OAKLAND -- For the third straight game, the A's outlasted the White Sox.
The A's saw Jarrod Parker outduel White Sox ace Chris Sale in Sunday's series finale, taking a 2-0 win to sweep Chicago and win their 14th game out of their last 16.
After relying on back-to-back doubles in the eighth inning of Friday's win and outlasting Chicago, 4-3, in 10 innings Saturday, the A's once again waited until the third act of the game to take the lead on Sunday at the Coliseum.
Coco Crisp tagged up on a sacrifice fly to right field by Josh Donaldson to break a scoreless tie off Sale in the sixth, snapping the left-hander's scoreless innings streak at 28.
"You knew it was going to be a tough game for us with that kind of opponent with that type of streak that he was on. He's obviously locked in," A's closer Grant Balfour said. "Parker's been on a little roll now, and hopefully he can see the same thing himself."
Parker shined as he bested Sale, allowing two hits in 6 1/3 scoreless innings, striking out seven and walking two.
He improved to 4-2 with a 3.28 ERA over his last six starters after going 0-4 with an 8.10 ERA to start the season, while Balfour came on in the ninth to notch his 13th save to stay perfect on the season.
"It feels like he's the Jarrod we're used to seeing," A's manager Bob Melvin said. "When he gets hit around a little bit it's surprising, even through that tough stretch for him. Sometimes that makes you a little bit tougher and a little bit better as you go along. … When you struggle some, you learn a little bit more about yourself and you find that tenacity that you need to be successful."
Oakland's pitchers establish the strike zone all series, getting ahead of the count early with fastballs and keeping the ball low in order to limit hard contact and force grounders and lazy fly balls.
A's starters combined for a 0.42 ERA over 21 1/3 innings in three games against the White Sox (24-30), whose loss Sunday was a season-worst sixth in a row.
"We didn't try to trick them at all," said catcher Derek Norris, whose left index finger was struck on an Alexei Ramirez's backswing in the sixth but said he was fine after the game. "We know that these guys have been scuffling as of late, and we wanted to come out and bury them."
The A's lack of offense kept the White Sox in the game once again Sunday despite Parker's performance. While the White Sox only placed two runners in scoring position after failing to advance a runner past first base all game against Bartolo Colon on Friday, the A's weren't much better. They finished the day with six hits to cap off an offensively inefficient series that totaled just 11 runs in three games and didn't place a runner in scoring position until the sixth, when they finally pushed across that first run.
Crisp walked to start the inning and advanced to third on a single to right-center field by Jed Lowrie, scoring on a drive by Donaldson to right field on a 2-2 95-mph fastball by Sale that carried to the middle of the outfield.
"Once I got to two strikes, I was just trying to do my job to make sure to get the run in from third," Donaldson said. "I know Coco's really fast and it's not going to take much. I was able to hit it just far enough to let him score."

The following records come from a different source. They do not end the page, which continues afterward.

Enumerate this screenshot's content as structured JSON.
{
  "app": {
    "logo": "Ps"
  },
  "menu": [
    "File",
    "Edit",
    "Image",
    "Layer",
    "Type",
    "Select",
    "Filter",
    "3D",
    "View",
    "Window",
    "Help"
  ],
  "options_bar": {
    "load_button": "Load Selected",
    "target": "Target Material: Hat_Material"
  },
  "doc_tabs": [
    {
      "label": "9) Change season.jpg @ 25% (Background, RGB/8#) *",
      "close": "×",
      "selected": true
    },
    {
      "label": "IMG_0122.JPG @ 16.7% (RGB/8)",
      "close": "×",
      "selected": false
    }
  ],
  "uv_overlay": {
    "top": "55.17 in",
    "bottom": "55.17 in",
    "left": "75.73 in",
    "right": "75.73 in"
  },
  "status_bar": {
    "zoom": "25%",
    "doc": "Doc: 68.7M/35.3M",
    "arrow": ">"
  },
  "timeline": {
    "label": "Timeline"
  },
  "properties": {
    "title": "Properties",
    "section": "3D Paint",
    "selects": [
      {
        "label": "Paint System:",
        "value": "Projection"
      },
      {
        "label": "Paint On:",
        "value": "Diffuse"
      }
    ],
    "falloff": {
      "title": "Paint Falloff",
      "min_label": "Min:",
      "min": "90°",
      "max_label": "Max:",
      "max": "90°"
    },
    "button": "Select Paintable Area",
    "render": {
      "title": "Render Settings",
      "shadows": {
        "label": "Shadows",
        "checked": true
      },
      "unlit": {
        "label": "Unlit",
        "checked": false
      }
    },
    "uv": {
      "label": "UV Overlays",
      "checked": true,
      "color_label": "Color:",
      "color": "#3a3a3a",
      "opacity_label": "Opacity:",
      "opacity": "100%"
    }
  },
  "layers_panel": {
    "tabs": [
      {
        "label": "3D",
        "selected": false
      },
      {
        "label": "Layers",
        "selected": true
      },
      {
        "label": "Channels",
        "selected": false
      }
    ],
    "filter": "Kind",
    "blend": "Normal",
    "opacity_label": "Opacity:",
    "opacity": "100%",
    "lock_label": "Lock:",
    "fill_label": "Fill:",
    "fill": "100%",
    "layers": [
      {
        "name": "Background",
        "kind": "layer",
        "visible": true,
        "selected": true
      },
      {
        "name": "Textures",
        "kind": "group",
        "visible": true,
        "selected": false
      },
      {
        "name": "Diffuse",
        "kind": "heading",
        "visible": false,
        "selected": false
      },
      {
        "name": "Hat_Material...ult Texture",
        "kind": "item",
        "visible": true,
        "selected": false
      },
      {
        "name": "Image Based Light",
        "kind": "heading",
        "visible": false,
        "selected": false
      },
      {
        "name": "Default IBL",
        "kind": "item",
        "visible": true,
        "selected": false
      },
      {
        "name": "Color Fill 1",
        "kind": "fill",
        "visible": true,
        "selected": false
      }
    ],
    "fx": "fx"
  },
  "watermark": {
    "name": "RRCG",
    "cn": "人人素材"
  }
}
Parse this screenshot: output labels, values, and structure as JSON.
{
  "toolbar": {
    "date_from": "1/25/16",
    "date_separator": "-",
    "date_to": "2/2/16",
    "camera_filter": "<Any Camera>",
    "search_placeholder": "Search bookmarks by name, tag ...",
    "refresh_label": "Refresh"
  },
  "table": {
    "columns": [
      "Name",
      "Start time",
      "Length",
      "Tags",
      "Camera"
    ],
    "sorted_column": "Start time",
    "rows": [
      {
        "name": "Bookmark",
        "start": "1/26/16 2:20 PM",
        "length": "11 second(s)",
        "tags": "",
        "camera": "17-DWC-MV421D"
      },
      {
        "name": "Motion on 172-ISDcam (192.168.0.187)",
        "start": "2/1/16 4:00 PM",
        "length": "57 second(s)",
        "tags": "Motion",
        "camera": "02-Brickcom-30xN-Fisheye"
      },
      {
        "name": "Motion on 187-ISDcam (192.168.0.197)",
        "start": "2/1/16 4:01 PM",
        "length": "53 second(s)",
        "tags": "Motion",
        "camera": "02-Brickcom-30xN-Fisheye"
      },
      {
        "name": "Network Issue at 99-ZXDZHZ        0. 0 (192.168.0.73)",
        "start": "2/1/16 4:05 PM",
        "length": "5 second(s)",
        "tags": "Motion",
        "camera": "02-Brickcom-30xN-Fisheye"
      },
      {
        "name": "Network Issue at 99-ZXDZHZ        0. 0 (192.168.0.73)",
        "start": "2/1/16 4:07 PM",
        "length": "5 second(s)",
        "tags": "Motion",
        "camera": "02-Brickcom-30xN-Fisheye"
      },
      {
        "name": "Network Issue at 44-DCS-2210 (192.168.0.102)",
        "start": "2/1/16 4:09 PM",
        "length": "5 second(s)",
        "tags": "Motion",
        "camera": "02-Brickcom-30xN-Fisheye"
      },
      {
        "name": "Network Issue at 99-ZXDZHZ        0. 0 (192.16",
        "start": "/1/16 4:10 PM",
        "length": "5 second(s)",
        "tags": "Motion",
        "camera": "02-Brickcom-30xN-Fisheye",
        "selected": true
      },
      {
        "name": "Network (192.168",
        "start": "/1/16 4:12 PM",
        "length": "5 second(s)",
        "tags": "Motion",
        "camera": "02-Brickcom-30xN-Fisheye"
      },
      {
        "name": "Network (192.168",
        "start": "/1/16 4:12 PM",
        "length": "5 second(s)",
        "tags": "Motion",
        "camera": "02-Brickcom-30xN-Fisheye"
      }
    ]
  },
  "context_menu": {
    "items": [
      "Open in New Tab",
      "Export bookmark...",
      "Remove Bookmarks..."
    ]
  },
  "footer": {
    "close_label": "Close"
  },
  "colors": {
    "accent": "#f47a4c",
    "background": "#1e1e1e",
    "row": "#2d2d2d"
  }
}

"They never give up, that's for sure," said Sale, who had his streak of four straight wins snapped along with his run of scoreless innings. "A team like this, right when you think they're swinging, they start taking. And then right when you think they're taking, they start swinging. They're a very balanced lineup.
"At the end of the day, I got out-pitched by Parker."
The closest the White Sox came to scoring came off a double from Adam Dunn that nearly cleared the 400-foot fence in center field, but Dunn had to settle for a double. Chicago was 0-for-3 with runners in scoring position on the day.
Crisp came around to score against Addison Reed in the bottom of the eighth on Lorwie's single and a fielding error by White Sox center fielder Jordan Danks.
The A's (34-24) head to Milwaukee a season-best 10 games over .500.
"Sum it up to Oakland A's baseball," Norris said. "What we do well is have a good starting rotation, scratch a couple runs across and close the door with our bullpen. That's what we strive to be, and we're doing a great job of it."
Jeff Kirshman is an associate reporter for MLB.com. This story was not subject to the approval of Major League Baseball or its clubs.